Press Photo of Nicole Byer
Courtesy of Nicole Byer

If you're an aspiring culinary artist, there are plenty of shows to watch for inspiration — “Chopped,” “Master Chef” and “The Great British Bake Off” let viewers watch kitchen magic unfold. But Nicole Byer's Emmy-nominated series "Nailed It" is gaining traction for turning the premise of cooking competitions on its head. Instead of dishing up exquisite treats, its inexperienced competitors fail spectacularly.

Wayne Lawrence / ProPublica

For generations, black landowners in the South relied on informal agreements, instead of wills, to keep property in the family. In a new article from investigative news outlet ProPublica, reporter Lizzie Presser investigated the story of a Carteret County family’s land loss and how African Americans across the country lost about 90% of their farmland between 1910 and 1997. Host Anita Rao talks with Lizzie Presser about the political, economic and emotional cost of black landholders losing their family property.

Vidal draws upon the traditions of Samba Reggae in his musical style.
Courtesy of Caique Vidal

Caique Vidal’s voice is robust and unequivocal over driving percussion and horn sections. In harmony with his band Batuque, the sound is rambunctious yet precise. The melodies spiral until you smile, and dancing feels required.

Edited image via Wikivisual/ Creative Commons

What do North Carolina students learn in school about the birds and the bees and what should they learn? At local school board meetings and at the state Capitol, parents, government officials and advocacy groups all vie for control over curriculum and funding.

BOB FITCH PHOTOGRAPHY ARCHIVE / STANFORD LIBRARIES

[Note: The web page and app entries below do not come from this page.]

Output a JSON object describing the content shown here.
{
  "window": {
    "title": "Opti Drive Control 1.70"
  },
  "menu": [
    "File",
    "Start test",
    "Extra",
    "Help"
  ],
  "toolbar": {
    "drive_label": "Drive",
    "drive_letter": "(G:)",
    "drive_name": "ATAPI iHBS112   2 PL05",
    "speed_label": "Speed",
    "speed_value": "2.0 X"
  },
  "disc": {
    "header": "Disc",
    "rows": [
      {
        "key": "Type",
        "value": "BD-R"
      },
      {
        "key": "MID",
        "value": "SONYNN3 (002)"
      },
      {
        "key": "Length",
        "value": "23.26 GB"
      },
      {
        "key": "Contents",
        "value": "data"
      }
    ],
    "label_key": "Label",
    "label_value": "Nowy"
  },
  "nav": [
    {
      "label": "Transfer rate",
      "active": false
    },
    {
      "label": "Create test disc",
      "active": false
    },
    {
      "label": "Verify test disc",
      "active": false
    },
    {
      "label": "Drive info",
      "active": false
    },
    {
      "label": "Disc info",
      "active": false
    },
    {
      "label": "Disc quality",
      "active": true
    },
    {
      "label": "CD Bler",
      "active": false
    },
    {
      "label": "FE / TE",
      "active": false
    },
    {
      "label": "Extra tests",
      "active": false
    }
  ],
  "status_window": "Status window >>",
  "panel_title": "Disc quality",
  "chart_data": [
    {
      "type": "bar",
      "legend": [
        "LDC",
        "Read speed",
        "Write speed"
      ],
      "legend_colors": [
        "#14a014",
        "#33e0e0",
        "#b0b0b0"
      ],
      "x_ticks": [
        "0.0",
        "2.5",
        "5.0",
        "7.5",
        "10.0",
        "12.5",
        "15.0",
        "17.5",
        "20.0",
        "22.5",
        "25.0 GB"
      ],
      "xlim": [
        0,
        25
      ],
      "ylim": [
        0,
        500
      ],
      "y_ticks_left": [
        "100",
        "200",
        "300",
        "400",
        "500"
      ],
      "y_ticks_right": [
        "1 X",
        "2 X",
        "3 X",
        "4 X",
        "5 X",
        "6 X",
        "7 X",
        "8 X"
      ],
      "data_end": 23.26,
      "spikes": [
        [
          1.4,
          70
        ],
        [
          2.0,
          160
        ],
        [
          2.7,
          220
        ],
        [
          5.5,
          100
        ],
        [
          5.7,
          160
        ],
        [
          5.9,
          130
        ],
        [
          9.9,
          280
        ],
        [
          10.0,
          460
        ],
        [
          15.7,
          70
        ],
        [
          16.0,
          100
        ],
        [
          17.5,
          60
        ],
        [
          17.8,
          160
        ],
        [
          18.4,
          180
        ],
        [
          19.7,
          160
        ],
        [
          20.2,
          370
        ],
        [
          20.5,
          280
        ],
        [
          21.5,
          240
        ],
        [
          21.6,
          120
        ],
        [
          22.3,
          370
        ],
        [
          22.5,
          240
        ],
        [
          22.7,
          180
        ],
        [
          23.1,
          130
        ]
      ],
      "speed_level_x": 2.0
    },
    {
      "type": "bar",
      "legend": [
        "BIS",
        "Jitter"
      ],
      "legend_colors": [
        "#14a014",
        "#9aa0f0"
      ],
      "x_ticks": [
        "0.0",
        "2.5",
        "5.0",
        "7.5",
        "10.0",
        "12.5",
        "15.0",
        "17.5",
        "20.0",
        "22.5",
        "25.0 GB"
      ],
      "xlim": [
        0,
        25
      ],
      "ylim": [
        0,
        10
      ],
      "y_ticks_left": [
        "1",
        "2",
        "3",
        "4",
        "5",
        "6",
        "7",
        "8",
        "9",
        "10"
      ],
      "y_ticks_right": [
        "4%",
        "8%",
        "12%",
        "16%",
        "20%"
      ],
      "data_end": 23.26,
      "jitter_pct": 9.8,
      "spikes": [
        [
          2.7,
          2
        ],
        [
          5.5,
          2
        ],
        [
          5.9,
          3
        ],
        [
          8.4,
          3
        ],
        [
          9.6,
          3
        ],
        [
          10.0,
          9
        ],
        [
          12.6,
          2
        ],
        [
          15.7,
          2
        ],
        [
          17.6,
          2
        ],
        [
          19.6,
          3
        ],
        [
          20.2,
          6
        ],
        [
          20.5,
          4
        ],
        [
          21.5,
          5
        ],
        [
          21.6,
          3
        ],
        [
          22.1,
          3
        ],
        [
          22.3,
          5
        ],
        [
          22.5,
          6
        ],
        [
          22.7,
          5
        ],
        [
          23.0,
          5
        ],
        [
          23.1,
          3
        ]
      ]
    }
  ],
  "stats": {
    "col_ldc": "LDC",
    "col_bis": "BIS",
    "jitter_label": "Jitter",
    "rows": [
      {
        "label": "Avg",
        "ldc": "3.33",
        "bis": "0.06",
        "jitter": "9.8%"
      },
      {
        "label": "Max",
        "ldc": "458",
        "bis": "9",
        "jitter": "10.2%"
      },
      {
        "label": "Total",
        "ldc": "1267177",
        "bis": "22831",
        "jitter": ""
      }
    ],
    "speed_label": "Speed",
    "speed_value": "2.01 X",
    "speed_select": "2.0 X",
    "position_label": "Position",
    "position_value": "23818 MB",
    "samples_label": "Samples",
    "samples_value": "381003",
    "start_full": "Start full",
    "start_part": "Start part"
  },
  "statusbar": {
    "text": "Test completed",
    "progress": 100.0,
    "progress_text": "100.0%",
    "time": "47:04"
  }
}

Recently-released FBI files on Martin Luther King Jr. put his extramarital affairs back into the limelight. But a woman named Dorothy Cotton, who many only know as King’s “other wife,” deserves much more than the label of mistress, according to scholar Jason Miller, professor of English at North Carolina State University. She is a native of Goldsboro, North Carolina whose commitment to grassroots organizing led her from serving as a housekeeper to becoming the only female director of the Southern Christian Leadership Conference (SCLC). She was charged with running the SCLC's education initiative, the Citizenship Education Program. Two years before her death in 2018, Cotton sat down for an extended interview with Miller.

 

Pages